**DIRECTIONS**. Locate every line in the records below that contains the word "icon", and copy each one.

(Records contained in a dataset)
------------------------------------------------------------------------
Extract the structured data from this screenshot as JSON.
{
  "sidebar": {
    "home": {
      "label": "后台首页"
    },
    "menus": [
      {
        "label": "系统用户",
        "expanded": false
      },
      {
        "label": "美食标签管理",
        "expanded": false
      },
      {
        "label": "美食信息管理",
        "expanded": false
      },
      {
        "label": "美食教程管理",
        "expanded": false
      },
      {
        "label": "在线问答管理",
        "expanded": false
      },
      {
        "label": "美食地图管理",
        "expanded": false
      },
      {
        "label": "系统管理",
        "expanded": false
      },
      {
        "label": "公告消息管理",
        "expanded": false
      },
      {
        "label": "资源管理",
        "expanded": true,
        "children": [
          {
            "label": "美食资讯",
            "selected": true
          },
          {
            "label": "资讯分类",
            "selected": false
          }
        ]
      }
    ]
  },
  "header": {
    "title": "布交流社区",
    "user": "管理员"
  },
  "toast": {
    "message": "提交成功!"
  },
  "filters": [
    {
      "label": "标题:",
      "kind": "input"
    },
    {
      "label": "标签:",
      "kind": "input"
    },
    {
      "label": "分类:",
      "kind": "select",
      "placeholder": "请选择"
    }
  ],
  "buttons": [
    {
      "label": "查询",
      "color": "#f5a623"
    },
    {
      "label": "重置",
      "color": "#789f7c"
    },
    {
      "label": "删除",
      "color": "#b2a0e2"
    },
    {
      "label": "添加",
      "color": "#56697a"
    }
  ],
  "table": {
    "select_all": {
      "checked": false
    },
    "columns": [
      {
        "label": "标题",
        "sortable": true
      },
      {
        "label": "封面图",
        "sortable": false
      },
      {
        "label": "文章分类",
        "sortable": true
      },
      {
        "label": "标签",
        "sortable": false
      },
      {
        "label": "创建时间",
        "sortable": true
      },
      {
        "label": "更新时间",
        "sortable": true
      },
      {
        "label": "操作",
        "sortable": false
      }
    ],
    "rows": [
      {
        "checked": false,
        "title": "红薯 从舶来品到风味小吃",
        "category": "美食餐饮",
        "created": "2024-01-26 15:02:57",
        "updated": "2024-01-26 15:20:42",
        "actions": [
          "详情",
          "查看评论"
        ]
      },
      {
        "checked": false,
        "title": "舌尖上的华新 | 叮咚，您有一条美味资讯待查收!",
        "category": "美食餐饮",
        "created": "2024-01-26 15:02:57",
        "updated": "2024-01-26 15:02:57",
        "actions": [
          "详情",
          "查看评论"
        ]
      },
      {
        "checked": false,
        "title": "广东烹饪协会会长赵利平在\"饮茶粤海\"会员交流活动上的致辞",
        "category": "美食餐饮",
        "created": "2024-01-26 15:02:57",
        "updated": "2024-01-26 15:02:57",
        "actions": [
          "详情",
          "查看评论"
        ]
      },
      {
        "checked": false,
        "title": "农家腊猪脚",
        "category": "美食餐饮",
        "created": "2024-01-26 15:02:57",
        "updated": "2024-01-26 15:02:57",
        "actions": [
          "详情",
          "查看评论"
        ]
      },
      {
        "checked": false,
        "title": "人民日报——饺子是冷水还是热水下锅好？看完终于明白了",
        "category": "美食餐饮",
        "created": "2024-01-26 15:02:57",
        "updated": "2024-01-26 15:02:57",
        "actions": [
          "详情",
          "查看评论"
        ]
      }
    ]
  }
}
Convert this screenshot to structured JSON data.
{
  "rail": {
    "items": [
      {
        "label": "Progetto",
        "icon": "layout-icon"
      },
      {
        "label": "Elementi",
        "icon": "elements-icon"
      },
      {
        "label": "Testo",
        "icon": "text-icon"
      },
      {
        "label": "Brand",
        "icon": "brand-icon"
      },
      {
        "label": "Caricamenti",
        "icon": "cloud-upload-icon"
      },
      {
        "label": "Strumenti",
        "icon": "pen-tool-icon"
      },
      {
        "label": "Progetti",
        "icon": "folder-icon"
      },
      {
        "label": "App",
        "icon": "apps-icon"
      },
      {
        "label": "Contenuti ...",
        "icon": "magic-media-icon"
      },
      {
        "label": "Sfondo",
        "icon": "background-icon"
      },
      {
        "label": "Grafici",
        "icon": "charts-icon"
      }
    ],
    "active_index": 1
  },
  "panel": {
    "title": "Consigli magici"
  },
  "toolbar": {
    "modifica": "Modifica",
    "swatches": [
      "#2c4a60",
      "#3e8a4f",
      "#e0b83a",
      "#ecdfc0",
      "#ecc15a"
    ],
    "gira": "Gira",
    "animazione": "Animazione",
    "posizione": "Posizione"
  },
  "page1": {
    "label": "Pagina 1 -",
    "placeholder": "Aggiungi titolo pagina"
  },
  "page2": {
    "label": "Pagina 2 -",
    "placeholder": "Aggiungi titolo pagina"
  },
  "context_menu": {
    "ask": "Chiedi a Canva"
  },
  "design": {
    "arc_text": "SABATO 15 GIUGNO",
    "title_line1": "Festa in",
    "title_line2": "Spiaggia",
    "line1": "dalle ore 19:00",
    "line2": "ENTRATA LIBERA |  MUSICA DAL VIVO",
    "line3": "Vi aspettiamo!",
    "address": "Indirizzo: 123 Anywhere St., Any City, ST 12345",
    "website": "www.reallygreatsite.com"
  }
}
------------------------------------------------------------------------
**ANSWER TO THIS PROBLEM**.
        "icon": "layout-icon"
        "icon": "elements-icon"
        "icon": "text-icon"
        "icon": "brand-icon"
        "icon": "cloud-upload-icon"
        "icon": "pen-tool-icon"
        "icon": "folder-icon"
        "icon": "apps-icon"
        "icon": "magic-media-icon"
        "icon": "background-icon"
        "icon": "charts-icon"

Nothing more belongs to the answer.